== Segment start ==

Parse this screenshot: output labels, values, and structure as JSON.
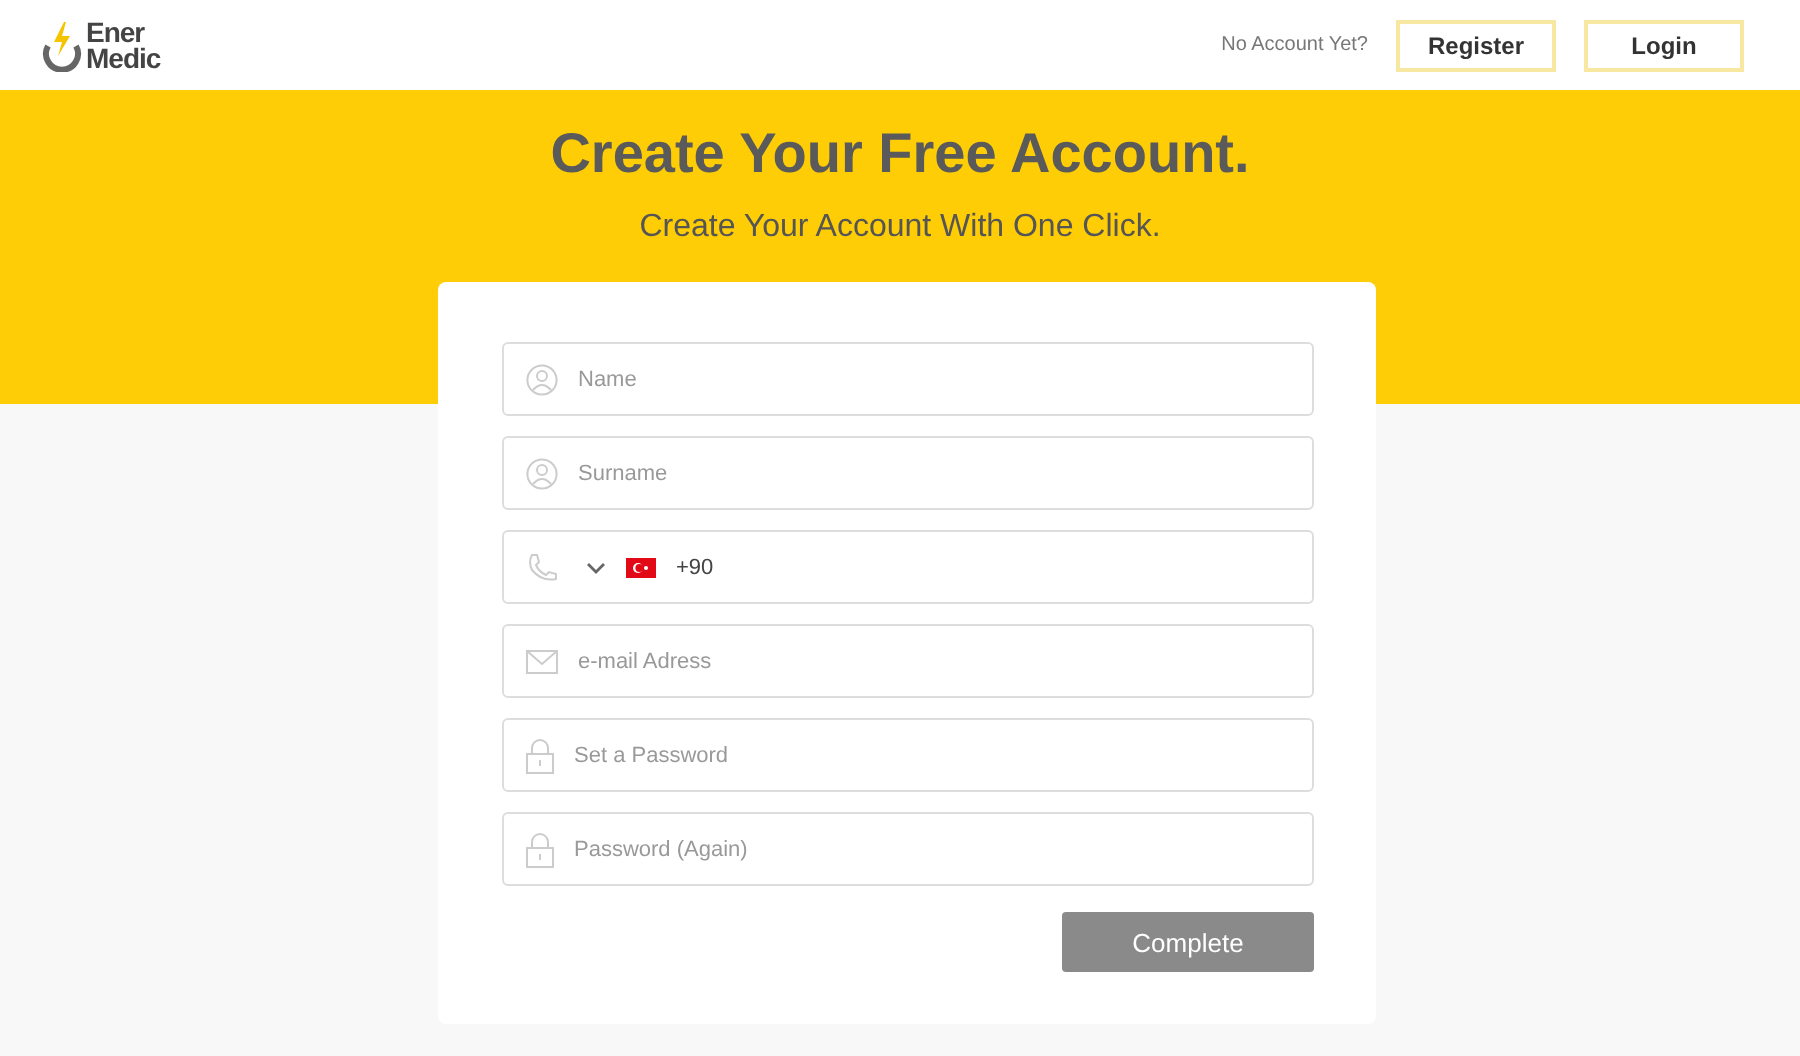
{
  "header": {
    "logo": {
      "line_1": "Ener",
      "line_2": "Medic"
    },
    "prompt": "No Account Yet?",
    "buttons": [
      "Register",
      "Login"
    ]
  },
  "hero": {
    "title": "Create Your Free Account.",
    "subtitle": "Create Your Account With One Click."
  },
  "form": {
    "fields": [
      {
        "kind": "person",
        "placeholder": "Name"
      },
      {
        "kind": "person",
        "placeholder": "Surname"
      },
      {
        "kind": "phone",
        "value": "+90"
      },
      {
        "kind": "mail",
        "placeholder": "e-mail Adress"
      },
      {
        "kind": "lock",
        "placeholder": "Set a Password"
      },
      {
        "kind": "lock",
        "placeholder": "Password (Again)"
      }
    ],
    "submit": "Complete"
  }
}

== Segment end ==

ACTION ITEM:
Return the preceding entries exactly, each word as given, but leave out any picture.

EXERCISE RESPONSE:
Parse this screenshot: output labels, values, and structure as JSON.
{
  "header": {
    "logo": {
      "line_1": "Ener",
      "line_2": "Medic"
    },
    "prompt": "No Account Yet?",
    "buttons": [
      "Register",
      "Login"
    ]
  },
  "hero": {
    "title": "Create Your Free Account.",
    "subtitle": "Create Your Account With One Click."
  },
  "form": {
    "fields": [
      {
        "kind": "person",
        "placeholder": "Name"
      },
      {
        "kind": "person",
        "placeholder": "Surname"
      },
      {
        "kind": "phone",
        "value": "+90"
      },
      {
        "kind": "mail",
        "placeholder": "e-mail Adress"
      },
      {
        "kind": "lock",
        "placeholder": "Set a Password"
      },
      {
        "kind": "lock",
        "placeholder": "Password (Again)"
      }
    ],
    "submit": "Complete"
  }
}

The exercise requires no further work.